Call for papers: Inequities in health and health systems in Latin America and the Caribbean
We are seeking contributions for an article collection that showcases research on inequities in health and health systems in Latin America and the Caribbean. The collection will contribute to the understanding and development of pro-equity policies that can strengthen national health systems in this region, and improve access to quality health services for the underserved on the road to achieving universal health coverage.
International Journal for Equity in Health is published continuously online-only. We encourage you to sign up to receive free email alerts to keep up to date with all of the latest articles by registering here.
Featured collection: Showcasing social science approaches to health systems and policy research

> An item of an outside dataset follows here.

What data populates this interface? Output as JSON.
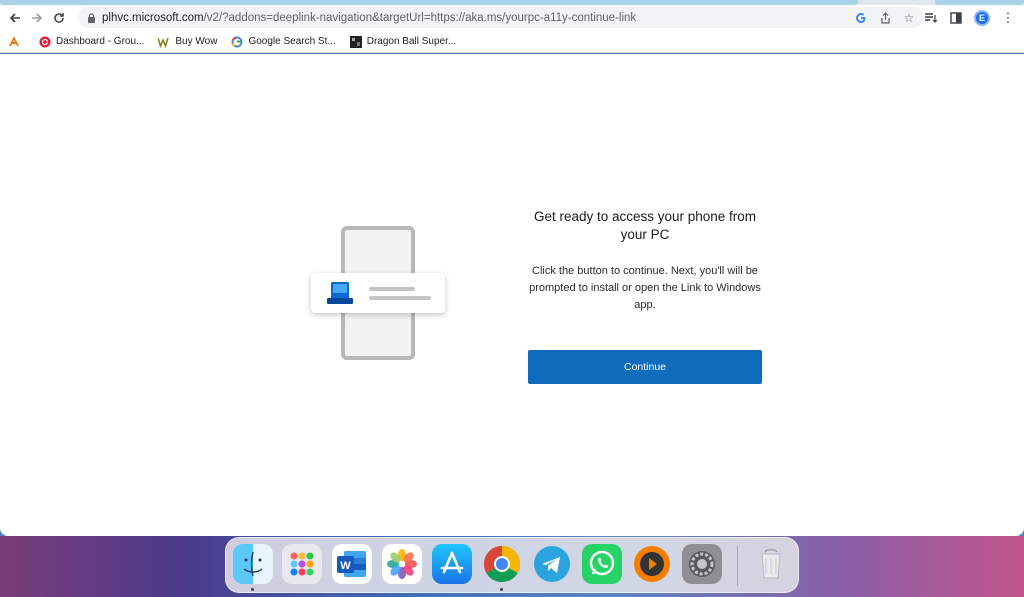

This collection represents a critical response to the frequent silencing of qualitative, social science research approaches in mainstream public health journals and the study of equity in health. Presented by SHAPES, a thematic working group of Health Systems Global, this collection showcases how qualitative and theory-driven approaches can contribute to better promoting equity in health within the field of HPSR.
At a time when health inequalities across the world are widespread and often increasing, International Journal for Equity in Health provides a highly visible forum where strong evidence relevant to the search for, and attainment of, equity in health can be found. Served by a globally recognized editorial board, the journal publishes research which improves the understanding of issues that influence the health of populations and shapes evidence-based decisions by health policy-makers.
International Journal for Equity in Health focuses on disseminating influential research which examines the political, policy-related, economic, social, and health systems- and services-related influences, particularly with regard to identifying and understanding the systematic differences in distributions of one or more aspects of health in population groups defined demographically, geographically, or socially.